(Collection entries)
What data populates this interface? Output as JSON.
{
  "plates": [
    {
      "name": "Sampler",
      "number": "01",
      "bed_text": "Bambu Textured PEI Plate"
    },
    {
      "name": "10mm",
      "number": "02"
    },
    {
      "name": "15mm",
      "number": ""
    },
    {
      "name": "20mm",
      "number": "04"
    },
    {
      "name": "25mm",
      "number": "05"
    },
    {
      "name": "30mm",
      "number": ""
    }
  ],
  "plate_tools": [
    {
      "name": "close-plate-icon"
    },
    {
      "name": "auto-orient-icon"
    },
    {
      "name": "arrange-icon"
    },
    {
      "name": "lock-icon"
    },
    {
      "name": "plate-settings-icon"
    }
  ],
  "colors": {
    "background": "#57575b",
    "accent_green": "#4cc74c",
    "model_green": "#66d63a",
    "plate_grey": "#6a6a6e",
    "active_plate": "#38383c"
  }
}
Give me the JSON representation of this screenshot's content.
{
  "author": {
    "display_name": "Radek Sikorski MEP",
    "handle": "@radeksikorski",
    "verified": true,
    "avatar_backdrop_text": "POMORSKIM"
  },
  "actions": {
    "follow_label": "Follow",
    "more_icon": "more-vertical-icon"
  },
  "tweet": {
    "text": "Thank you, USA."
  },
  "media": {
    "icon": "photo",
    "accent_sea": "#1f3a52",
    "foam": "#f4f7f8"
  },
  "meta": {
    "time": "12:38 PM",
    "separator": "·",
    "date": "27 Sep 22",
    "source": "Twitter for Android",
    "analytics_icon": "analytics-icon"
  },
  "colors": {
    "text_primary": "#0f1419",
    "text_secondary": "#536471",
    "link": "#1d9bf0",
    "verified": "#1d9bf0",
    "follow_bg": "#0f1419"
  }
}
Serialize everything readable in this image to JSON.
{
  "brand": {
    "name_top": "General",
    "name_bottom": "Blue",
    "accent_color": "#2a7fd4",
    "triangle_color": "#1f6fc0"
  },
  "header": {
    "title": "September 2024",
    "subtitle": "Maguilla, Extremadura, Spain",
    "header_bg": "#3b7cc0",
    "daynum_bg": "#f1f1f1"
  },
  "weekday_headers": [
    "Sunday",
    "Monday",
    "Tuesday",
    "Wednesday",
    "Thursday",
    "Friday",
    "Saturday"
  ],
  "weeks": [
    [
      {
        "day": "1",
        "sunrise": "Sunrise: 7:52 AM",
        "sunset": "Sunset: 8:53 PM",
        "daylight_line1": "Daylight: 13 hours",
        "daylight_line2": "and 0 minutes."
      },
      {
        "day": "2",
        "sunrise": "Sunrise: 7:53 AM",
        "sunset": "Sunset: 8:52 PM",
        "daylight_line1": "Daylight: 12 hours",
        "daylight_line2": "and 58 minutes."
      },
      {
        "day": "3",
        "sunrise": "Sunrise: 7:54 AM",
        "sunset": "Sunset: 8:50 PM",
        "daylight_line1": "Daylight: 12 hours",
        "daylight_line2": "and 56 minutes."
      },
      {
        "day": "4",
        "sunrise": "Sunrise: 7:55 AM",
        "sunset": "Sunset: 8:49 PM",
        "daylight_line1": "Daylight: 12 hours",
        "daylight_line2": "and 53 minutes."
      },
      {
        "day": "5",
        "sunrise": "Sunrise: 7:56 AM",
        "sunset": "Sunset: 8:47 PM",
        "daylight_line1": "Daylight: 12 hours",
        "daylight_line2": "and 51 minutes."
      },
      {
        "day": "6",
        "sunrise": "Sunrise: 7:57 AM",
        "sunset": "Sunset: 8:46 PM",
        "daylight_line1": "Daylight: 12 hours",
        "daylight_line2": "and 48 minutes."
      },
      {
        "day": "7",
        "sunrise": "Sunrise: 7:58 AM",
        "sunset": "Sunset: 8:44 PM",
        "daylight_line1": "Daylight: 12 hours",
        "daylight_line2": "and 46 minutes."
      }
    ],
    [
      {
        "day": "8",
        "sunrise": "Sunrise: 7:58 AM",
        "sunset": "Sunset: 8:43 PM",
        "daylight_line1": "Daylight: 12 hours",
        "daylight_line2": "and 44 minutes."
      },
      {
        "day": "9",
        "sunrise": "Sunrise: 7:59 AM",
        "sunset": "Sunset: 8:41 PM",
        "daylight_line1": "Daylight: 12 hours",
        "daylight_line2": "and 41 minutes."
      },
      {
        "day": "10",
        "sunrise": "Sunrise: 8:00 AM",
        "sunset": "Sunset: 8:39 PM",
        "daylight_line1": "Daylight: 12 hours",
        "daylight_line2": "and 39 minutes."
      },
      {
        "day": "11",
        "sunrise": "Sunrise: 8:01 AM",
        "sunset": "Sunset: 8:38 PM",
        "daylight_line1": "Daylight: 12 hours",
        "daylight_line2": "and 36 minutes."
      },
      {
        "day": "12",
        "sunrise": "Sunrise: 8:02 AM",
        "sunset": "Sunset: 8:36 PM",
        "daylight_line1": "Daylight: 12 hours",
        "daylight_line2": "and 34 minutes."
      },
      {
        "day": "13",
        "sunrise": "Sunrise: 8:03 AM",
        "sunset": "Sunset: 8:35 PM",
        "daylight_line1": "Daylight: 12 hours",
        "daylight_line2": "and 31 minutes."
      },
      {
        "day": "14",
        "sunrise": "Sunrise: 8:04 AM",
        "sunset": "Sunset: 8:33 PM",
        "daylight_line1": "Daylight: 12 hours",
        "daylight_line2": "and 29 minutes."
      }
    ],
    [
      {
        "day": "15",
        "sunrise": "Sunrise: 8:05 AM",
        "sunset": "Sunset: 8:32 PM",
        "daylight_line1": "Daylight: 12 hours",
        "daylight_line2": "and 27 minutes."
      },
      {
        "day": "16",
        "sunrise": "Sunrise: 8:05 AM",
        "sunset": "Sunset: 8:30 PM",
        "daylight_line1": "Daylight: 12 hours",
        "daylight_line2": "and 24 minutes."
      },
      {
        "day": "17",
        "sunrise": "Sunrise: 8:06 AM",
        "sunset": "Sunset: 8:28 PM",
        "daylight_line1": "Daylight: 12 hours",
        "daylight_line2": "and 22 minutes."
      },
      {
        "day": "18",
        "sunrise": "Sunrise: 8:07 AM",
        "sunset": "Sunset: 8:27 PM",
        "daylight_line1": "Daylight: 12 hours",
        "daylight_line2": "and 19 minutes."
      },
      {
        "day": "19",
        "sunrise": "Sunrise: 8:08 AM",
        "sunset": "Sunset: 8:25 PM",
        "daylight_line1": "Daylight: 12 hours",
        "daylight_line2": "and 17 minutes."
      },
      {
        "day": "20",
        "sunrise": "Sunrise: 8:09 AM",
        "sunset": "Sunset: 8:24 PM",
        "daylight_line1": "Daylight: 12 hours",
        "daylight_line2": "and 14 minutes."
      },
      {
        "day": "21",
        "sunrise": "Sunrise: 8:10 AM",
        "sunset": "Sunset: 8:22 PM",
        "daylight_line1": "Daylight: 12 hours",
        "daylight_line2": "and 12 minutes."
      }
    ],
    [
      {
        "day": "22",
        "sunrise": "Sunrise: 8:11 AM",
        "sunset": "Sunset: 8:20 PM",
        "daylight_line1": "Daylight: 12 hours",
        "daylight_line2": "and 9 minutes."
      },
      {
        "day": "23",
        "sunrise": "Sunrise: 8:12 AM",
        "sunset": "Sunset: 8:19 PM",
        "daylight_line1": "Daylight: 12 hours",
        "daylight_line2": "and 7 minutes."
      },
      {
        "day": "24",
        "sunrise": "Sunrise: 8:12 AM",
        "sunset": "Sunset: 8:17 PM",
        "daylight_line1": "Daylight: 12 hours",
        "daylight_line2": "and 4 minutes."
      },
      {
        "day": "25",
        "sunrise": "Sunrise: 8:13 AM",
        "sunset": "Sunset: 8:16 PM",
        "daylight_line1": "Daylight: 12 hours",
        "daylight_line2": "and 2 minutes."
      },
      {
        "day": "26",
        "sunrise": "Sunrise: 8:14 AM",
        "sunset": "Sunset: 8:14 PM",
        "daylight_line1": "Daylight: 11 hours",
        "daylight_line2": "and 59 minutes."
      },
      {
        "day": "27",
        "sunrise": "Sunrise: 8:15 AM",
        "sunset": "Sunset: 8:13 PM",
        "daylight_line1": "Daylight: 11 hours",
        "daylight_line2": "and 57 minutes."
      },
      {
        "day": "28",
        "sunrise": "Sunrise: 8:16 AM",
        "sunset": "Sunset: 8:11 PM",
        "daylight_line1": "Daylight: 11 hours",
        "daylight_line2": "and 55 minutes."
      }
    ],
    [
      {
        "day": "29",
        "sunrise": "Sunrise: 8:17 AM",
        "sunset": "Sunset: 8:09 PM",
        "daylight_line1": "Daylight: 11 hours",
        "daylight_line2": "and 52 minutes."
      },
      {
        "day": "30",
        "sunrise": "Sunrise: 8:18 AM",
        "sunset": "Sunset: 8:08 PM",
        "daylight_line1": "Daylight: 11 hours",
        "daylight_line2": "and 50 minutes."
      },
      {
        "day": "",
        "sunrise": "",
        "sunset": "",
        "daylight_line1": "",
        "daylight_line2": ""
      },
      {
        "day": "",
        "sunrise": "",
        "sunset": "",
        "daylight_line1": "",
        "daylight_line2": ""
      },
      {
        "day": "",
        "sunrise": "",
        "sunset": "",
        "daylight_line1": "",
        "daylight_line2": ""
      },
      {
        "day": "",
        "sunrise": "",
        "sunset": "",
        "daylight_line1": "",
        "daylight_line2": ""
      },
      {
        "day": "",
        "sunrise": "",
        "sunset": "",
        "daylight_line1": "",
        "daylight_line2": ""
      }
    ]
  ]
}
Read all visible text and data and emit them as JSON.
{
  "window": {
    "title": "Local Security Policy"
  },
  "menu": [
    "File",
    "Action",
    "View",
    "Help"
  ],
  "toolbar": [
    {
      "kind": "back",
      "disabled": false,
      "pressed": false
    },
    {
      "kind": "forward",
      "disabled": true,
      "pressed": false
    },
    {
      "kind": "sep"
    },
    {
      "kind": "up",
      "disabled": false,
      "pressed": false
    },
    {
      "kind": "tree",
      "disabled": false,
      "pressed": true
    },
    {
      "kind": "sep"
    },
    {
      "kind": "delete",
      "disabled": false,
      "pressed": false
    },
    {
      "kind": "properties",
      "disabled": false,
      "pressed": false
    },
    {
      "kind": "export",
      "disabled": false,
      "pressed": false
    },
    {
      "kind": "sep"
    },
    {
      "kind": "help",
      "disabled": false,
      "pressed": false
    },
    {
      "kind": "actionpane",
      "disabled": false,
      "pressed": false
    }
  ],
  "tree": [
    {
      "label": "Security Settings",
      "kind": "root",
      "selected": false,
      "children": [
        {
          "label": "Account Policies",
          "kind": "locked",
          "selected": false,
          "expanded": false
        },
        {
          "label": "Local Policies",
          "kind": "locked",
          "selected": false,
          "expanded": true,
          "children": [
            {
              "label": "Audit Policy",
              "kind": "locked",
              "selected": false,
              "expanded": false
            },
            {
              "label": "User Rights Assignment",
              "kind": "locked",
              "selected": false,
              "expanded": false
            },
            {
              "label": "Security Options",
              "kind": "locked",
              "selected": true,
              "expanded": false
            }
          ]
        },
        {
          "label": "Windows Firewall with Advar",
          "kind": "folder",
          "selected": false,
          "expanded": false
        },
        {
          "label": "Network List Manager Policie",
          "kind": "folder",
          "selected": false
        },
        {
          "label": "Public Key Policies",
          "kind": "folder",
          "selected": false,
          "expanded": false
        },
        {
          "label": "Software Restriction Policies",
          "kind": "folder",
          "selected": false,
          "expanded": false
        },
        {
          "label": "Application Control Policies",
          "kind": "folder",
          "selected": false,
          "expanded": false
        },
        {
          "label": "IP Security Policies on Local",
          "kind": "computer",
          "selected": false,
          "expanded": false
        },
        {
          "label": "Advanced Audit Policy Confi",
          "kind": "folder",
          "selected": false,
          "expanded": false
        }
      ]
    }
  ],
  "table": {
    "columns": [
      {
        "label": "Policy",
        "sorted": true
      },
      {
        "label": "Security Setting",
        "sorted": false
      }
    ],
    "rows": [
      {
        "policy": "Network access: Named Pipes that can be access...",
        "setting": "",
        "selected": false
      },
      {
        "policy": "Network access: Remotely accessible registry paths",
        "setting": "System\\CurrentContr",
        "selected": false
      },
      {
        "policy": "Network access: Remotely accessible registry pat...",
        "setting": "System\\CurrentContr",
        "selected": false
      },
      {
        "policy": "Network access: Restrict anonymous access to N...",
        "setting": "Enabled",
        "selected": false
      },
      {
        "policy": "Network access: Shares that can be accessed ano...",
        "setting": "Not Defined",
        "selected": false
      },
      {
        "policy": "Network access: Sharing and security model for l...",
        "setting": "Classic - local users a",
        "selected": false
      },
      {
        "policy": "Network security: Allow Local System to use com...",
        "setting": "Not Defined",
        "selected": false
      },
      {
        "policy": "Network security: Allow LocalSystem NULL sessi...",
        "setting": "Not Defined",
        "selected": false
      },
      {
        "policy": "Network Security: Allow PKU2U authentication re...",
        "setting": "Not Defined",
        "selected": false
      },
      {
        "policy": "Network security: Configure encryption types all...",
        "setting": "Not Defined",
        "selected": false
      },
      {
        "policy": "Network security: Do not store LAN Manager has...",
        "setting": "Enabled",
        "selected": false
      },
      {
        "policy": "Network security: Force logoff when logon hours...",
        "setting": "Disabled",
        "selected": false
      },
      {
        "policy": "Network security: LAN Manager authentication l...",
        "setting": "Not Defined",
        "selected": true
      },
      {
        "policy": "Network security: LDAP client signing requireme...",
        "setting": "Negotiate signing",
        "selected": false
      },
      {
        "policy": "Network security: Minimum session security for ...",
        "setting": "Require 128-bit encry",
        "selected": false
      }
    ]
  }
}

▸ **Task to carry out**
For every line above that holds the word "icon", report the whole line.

▸ **Result**
      "name": "close-plate-icon"
      "name": "auto-orient-icon"
      "name": "arrange-icon"
      "name": "lock-icon"
      "name": "plate-settings-icon"
    "more_icon": "more-vertical-icon"
    "icon": "photo",
    "analytics_icon": "analytics-icon"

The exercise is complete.